The problem => Note each line in the data below that holds "level", and copy it.

[[ Given information open ]]

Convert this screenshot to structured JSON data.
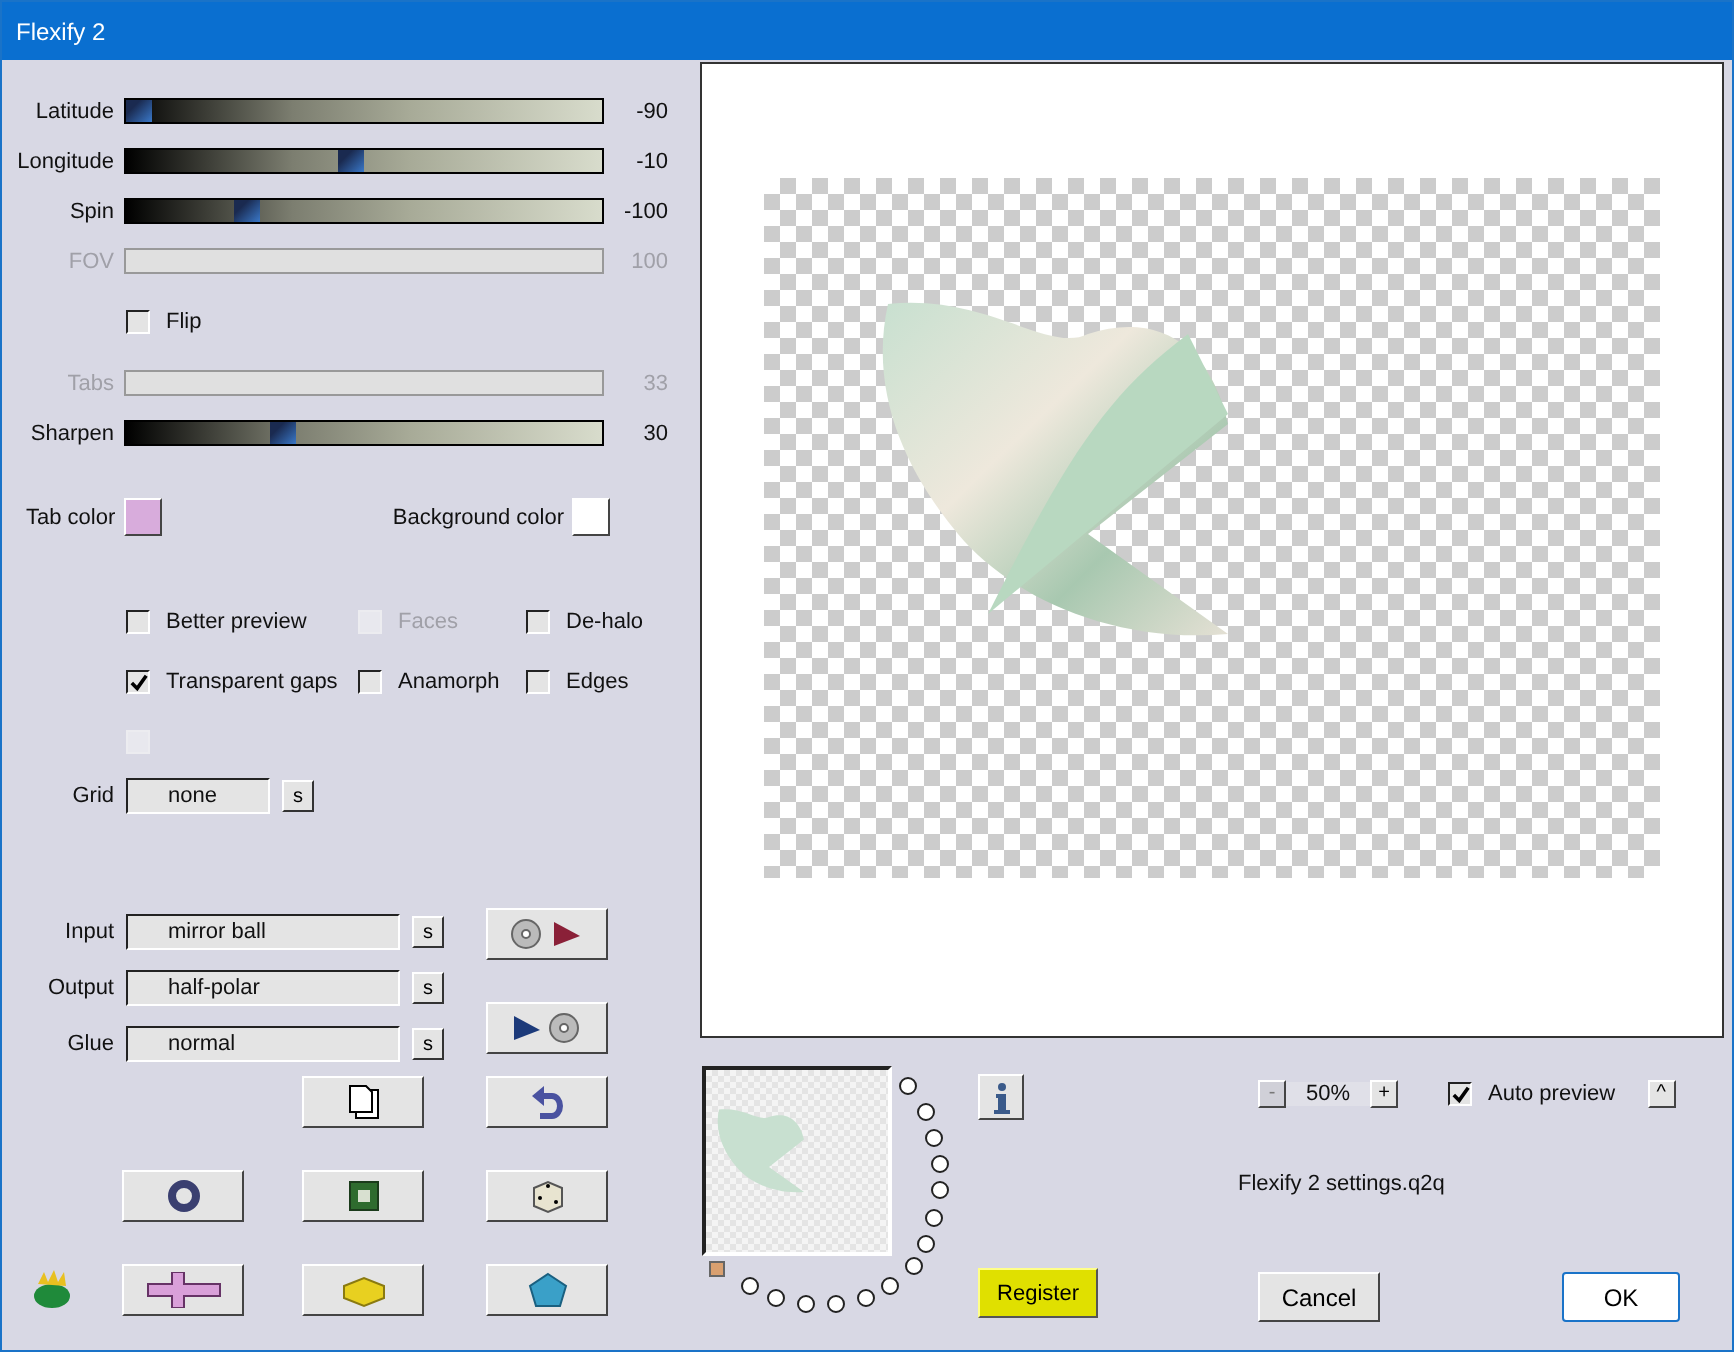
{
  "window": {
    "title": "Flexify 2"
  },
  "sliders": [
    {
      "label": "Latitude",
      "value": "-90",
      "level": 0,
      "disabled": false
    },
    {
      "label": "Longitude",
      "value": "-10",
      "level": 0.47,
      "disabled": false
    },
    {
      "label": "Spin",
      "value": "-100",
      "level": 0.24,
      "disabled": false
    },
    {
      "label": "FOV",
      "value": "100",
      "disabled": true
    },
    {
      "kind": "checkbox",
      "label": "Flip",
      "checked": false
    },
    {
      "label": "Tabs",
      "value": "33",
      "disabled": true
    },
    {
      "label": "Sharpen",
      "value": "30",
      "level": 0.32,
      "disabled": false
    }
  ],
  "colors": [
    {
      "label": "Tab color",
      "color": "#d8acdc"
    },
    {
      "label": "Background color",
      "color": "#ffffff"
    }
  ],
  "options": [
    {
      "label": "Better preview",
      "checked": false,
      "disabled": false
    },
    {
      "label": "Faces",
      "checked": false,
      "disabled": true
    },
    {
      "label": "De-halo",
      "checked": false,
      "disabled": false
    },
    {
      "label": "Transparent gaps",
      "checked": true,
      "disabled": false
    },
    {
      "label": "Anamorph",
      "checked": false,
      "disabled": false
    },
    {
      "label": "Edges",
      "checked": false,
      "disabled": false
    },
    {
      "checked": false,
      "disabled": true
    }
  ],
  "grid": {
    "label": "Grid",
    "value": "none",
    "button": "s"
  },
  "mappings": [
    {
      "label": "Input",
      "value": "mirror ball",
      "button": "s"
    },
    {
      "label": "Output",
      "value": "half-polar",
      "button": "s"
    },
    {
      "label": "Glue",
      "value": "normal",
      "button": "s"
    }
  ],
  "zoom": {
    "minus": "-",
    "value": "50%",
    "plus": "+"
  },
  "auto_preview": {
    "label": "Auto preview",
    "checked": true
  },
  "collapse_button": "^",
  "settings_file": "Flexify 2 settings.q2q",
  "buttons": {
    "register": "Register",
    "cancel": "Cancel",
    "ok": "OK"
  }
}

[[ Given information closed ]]
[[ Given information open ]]

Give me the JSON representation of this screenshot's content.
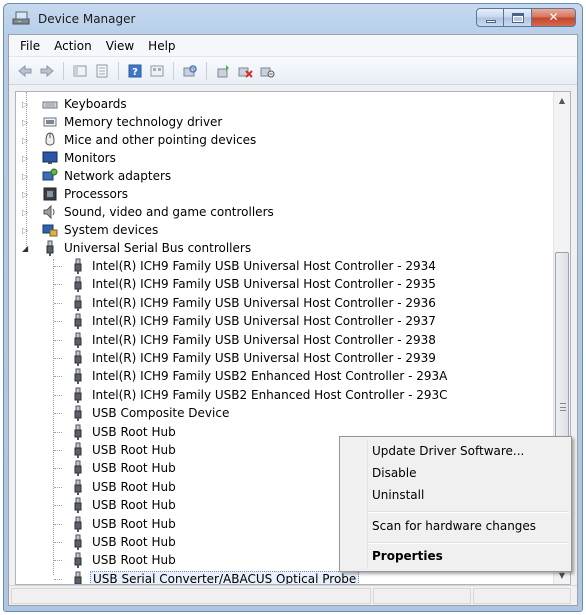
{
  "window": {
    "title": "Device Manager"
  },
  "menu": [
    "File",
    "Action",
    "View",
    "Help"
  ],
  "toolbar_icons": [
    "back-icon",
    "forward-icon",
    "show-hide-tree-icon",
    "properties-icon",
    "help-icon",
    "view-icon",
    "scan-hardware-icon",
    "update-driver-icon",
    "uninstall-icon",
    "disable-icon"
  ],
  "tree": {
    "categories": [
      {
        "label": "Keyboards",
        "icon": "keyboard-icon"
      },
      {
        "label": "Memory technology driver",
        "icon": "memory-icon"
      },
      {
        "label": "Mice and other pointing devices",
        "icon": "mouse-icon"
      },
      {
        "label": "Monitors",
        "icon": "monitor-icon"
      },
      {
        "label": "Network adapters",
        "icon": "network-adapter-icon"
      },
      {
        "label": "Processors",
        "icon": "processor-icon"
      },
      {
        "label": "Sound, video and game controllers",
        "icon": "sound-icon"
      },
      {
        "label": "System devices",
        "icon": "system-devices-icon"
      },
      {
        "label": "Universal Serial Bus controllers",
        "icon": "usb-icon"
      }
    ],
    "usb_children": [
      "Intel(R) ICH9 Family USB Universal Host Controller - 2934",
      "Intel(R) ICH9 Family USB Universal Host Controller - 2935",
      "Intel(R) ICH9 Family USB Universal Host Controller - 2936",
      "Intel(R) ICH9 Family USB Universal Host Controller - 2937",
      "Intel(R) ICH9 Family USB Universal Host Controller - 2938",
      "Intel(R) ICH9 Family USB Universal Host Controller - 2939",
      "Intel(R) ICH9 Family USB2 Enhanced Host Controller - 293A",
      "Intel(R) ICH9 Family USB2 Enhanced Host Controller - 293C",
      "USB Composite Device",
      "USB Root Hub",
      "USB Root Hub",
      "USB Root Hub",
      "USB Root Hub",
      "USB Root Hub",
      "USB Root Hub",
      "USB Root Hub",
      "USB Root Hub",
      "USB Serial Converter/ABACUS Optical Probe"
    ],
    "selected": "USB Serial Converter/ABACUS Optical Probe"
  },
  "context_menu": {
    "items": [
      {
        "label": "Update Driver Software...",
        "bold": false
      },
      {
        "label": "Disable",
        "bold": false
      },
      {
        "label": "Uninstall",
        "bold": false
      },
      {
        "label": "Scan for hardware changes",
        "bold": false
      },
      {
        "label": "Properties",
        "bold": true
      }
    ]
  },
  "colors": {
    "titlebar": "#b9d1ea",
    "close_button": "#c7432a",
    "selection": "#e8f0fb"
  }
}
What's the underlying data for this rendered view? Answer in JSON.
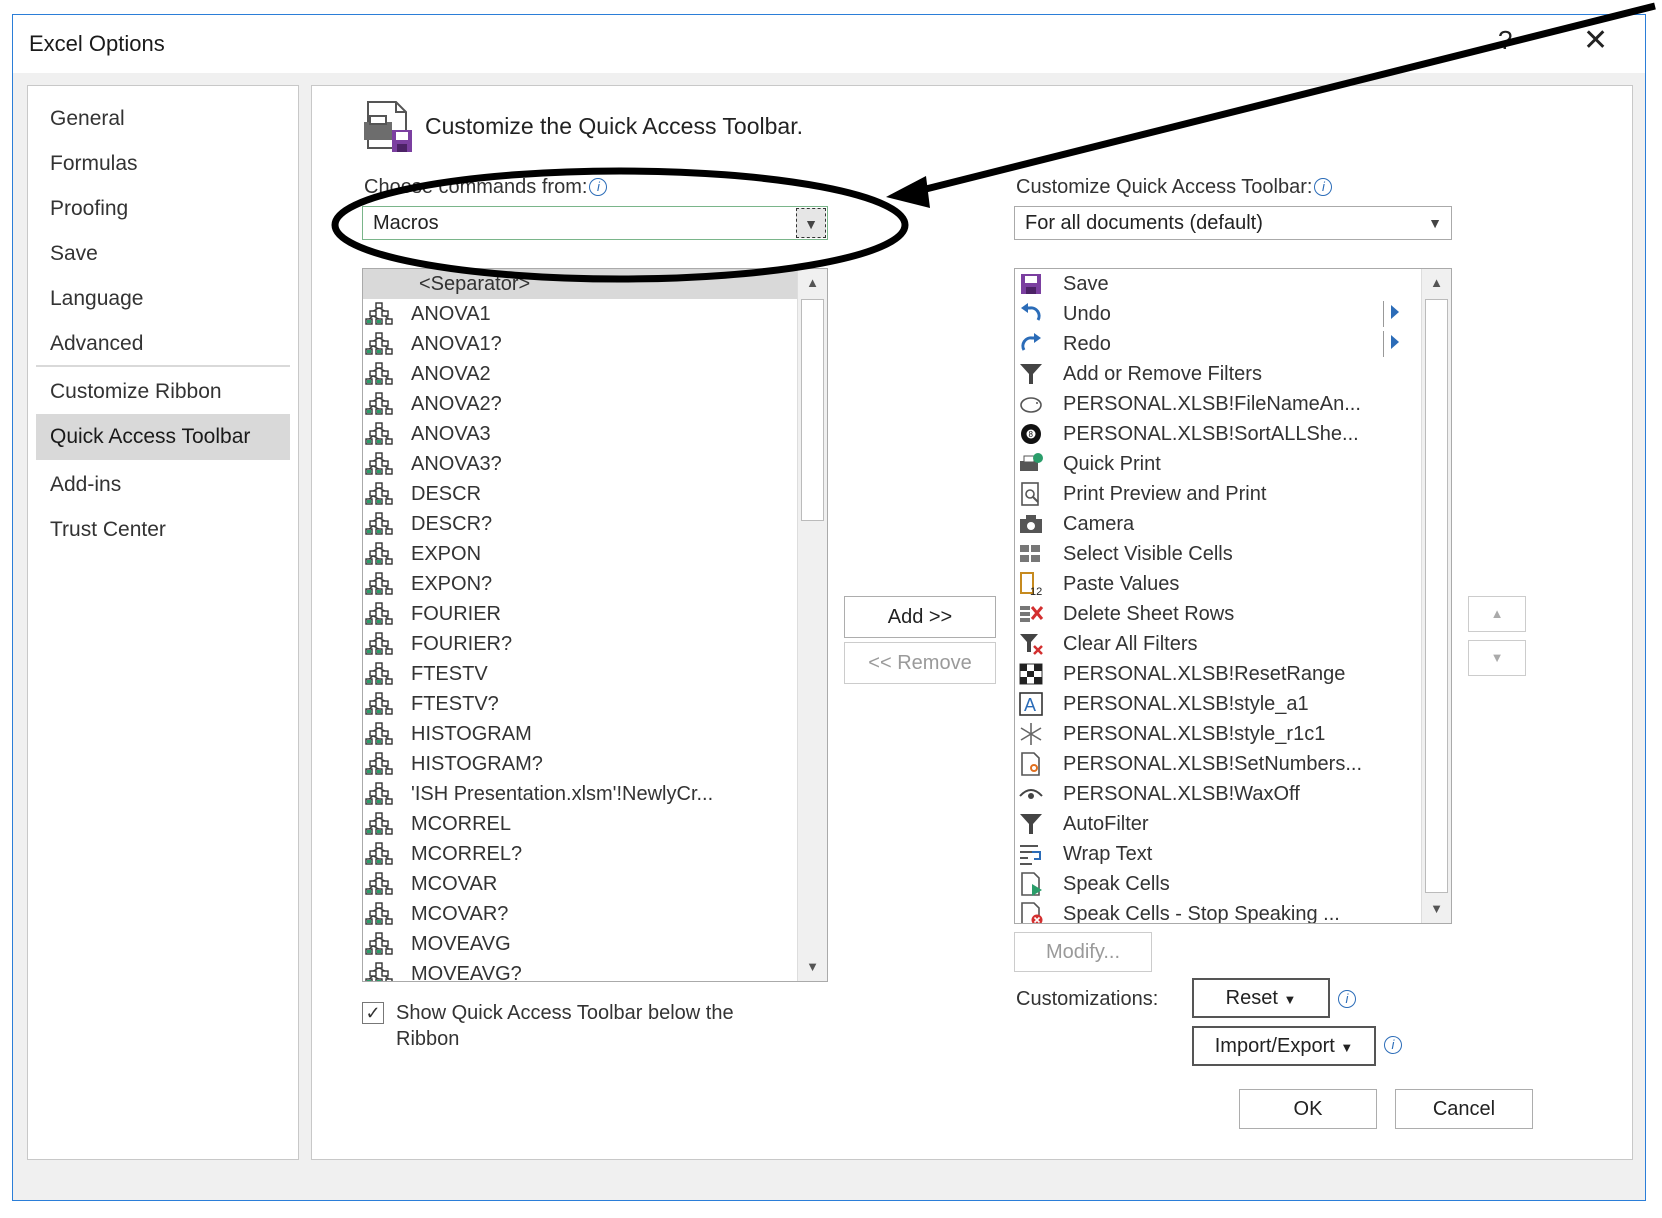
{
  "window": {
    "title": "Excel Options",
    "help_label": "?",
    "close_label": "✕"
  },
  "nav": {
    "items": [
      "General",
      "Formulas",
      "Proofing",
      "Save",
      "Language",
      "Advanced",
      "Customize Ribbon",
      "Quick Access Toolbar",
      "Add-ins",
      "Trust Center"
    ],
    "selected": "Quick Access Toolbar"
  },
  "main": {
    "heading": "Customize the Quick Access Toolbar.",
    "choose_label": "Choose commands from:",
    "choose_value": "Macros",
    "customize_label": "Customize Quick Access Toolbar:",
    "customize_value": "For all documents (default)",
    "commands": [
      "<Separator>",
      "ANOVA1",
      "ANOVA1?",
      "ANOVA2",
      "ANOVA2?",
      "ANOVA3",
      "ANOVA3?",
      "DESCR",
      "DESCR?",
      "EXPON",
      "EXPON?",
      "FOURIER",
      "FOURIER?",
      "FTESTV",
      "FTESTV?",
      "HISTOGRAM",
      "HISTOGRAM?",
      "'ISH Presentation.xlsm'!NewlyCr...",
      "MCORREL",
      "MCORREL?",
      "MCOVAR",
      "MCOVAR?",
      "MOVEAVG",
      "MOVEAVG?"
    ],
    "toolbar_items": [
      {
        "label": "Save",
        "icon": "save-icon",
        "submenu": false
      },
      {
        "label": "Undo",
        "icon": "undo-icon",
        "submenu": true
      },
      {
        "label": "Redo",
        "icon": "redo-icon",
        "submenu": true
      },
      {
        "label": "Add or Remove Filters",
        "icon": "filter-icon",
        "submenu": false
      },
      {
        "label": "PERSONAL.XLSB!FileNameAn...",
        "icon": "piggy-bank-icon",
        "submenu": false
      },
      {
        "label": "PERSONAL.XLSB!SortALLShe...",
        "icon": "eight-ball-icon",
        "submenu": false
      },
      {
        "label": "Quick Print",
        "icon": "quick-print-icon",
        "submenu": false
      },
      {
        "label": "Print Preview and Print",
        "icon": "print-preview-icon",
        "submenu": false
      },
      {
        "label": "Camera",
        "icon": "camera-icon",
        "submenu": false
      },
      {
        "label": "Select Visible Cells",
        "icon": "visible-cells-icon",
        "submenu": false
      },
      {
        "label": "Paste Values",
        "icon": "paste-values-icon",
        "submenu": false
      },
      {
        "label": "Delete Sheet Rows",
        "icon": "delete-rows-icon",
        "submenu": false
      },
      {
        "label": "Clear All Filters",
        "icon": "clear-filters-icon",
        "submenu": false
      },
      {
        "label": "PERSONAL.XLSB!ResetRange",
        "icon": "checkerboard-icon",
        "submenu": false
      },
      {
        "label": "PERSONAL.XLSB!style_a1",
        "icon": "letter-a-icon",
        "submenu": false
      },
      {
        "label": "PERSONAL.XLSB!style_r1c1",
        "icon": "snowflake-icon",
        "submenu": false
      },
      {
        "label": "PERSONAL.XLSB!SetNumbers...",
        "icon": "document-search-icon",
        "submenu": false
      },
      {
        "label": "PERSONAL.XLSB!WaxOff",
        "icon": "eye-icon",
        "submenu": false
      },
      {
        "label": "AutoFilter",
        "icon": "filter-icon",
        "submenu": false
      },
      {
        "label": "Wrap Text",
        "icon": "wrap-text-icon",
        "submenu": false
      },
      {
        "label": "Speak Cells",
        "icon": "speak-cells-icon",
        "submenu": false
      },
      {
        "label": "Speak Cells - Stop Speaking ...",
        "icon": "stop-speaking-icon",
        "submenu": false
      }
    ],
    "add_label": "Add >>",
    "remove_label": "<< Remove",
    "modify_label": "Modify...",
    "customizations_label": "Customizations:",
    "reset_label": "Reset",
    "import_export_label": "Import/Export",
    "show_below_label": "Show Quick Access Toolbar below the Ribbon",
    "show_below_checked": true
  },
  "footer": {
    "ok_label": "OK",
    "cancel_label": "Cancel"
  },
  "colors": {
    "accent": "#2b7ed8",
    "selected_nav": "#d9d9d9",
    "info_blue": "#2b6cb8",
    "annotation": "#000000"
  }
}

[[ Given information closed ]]

Task output =>
      "level": 0,
      "level": 0.47,
      "level": 0.24,
      "level": 0.32,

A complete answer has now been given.